High quality.... and a high price
The discussion above would suggest that Accenture easily meets Graham's quality standards, as implied in the first five criteria. We know that Accenture is a good company, but is it a good investment? To answer this question, we need to address Graham's last two criteria. Unfortunately, this is where Accenture falls short.
Graham mandated a P/E ratio no higher than 15 times the prior three years' average earnings and a price-to-book ratio not exceeding one and a half times. Accenture shares trade at approximately 30 times earnings and nine times its book ratio. In addition, Accenture is expensive relative to its own historical valuation range: Its average P/E ratio has historically been around 18.
Does this disqualify Accenture as an investment? Not necessarily, for a couple of reasons. First, valuations should not be viewed in a vacuum but in context with other factors, such as interest rates. Even Graham acknowledged that the earnings yield should roughly equate to high-grade corporate yield. Low interest rates should justify higher valuations for stocks, everything else being equal. Second, a long term investor with a multiyear horizon could still find Accenture an attractive investment as the stock would ultimately track Accenture's growing earnings.

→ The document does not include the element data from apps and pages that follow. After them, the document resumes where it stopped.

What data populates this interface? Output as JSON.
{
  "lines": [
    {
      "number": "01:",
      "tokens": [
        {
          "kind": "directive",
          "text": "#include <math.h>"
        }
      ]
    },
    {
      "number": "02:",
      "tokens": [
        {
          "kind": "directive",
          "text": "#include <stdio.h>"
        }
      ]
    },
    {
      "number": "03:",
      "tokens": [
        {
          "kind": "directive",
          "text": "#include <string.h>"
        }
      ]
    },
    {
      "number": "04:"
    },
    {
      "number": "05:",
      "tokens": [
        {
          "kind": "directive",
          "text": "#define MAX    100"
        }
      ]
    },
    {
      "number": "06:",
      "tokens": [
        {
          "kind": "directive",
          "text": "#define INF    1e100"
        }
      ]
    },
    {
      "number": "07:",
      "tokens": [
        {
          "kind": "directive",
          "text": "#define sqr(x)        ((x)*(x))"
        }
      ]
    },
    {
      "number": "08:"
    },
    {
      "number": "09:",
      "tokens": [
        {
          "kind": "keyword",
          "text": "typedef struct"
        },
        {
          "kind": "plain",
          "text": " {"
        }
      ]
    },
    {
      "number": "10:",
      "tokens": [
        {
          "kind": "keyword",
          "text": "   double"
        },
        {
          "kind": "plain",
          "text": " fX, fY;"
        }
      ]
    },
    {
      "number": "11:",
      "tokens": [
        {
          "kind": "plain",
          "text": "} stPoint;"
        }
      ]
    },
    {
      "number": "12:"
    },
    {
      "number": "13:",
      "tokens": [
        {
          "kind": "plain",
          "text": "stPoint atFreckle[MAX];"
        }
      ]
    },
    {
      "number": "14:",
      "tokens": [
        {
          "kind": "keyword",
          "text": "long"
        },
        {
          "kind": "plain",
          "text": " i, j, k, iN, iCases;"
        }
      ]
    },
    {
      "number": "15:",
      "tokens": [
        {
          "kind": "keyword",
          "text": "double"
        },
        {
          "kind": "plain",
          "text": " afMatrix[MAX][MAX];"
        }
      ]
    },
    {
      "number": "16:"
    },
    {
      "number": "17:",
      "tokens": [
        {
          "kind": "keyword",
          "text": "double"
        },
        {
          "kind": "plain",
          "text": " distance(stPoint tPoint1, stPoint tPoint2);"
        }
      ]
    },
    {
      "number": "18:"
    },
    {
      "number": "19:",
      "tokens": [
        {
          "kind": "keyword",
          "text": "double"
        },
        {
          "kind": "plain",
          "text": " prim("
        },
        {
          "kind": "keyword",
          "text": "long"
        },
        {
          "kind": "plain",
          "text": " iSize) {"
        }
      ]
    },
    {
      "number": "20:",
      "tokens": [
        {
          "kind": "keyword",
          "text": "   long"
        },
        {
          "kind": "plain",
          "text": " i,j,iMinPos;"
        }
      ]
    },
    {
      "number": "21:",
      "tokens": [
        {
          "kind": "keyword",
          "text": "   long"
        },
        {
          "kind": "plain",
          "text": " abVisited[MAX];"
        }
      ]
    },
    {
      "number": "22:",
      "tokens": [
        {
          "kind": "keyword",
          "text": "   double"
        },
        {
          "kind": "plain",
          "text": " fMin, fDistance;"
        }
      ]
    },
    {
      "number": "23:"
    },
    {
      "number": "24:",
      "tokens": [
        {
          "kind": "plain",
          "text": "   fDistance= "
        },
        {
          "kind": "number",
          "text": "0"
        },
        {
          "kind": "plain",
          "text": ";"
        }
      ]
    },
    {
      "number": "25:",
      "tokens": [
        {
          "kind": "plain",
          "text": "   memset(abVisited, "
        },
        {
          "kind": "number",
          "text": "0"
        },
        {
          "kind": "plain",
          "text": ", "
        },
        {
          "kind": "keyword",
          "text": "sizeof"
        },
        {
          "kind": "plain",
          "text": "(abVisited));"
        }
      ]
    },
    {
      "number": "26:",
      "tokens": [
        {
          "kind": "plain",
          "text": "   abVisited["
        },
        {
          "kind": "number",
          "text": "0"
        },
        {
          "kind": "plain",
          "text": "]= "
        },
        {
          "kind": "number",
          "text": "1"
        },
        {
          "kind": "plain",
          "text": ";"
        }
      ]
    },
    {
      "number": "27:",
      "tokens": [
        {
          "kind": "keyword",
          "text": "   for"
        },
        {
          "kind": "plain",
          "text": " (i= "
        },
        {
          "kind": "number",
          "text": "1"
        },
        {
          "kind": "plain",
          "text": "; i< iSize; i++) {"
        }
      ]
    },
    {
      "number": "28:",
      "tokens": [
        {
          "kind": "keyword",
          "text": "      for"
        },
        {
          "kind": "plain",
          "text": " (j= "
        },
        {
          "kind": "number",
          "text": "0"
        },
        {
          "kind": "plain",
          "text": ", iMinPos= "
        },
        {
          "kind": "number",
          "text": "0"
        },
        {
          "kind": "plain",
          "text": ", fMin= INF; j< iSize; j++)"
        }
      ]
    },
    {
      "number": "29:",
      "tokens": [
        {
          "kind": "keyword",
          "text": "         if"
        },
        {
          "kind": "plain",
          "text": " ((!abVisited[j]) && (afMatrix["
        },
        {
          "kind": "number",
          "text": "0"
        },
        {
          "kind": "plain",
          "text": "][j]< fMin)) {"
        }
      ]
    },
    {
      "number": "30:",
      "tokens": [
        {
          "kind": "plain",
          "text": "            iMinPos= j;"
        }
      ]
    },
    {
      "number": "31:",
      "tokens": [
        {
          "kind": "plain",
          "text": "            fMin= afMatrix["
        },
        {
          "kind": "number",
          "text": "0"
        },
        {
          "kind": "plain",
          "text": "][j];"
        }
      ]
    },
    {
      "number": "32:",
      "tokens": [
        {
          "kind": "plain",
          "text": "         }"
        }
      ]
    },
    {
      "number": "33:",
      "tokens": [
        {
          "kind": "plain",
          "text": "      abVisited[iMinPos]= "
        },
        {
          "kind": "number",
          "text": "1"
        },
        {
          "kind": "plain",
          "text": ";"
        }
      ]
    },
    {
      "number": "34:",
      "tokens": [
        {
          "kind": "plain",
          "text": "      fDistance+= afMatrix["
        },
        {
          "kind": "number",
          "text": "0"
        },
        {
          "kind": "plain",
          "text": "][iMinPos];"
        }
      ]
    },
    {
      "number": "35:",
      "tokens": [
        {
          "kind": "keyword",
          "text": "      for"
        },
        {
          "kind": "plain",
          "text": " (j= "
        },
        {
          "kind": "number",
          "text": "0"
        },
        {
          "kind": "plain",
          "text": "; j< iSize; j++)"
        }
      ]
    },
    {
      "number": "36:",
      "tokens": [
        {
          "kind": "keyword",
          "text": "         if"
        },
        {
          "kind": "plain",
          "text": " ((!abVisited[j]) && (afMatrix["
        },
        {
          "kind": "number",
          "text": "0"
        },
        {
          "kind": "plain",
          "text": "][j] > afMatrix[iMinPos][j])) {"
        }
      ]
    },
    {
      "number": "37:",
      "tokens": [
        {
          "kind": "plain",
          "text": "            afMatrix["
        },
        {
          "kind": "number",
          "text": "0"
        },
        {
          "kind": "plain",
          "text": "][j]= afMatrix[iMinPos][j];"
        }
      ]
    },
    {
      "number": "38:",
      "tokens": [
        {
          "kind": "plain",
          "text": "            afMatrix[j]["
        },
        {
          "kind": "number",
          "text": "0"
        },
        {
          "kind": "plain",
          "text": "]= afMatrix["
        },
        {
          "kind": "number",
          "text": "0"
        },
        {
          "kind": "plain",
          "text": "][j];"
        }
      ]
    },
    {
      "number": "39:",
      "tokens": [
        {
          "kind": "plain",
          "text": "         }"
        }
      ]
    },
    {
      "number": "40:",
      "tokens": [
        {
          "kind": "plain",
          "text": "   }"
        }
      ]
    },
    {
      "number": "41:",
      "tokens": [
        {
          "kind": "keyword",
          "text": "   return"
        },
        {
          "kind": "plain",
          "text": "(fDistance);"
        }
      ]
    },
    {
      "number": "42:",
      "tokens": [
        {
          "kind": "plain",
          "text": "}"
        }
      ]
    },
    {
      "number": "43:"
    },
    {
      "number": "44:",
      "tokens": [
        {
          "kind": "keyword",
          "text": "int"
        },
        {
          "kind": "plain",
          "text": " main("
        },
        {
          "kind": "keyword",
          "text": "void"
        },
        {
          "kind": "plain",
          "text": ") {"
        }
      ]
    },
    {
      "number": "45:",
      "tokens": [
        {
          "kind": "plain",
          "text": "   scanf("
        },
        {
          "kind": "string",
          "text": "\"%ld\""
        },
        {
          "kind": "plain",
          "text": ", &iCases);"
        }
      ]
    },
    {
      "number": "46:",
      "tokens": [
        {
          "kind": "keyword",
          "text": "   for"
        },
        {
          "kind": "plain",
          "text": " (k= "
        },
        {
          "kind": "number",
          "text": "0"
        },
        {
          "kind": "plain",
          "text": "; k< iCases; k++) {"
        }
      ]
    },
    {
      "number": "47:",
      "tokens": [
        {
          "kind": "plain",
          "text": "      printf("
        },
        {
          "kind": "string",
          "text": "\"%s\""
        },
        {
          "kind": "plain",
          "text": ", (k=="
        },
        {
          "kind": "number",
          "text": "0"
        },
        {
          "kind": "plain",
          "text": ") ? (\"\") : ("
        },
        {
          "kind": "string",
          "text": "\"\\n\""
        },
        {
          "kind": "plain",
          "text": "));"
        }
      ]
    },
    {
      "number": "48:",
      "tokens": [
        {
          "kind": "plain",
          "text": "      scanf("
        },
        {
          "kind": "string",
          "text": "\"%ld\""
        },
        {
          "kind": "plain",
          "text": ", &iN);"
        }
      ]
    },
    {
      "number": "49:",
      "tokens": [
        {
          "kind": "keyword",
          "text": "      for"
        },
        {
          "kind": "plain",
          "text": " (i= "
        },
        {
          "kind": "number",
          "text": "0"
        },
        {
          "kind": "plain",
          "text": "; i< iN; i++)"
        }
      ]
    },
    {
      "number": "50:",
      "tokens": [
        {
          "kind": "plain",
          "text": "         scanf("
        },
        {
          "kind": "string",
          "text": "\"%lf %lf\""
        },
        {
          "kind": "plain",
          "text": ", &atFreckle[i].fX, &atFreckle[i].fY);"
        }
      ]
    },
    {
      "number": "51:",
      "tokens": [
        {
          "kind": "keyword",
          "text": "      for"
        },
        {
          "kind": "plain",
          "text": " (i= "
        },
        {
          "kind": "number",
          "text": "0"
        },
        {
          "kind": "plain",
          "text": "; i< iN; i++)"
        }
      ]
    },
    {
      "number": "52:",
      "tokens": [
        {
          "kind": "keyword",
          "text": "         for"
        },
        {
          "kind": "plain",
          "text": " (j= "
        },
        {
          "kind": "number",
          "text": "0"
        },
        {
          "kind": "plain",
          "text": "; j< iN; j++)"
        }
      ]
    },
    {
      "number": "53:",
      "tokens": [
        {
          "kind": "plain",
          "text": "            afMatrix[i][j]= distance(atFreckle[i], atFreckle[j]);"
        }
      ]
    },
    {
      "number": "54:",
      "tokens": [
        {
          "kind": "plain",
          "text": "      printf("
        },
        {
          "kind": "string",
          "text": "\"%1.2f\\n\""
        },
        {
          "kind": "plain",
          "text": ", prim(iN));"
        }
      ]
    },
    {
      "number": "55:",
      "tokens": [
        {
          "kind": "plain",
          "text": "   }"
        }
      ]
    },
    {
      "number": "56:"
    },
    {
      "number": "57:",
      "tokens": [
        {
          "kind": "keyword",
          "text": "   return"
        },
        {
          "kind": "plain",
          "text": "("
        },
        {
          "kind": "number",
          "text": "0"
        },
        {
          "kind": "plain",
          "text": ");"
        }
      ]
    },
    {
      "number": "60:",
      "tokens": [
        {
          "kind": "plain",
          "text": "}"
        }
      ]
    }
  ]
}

Accenture is an attractive company on many different levels: Its financial health, earnings consistency, and dividend growth put it in an elite class of companies. However, the price an investor would have to pay for those attributes is steeper than its average historically. A lower entry point would make it a more compelling investment. But it's important to remember Warren Buffett's investing advice: "It's far better to buy a wonderful company at a fair price than a fair company at a wonderful price."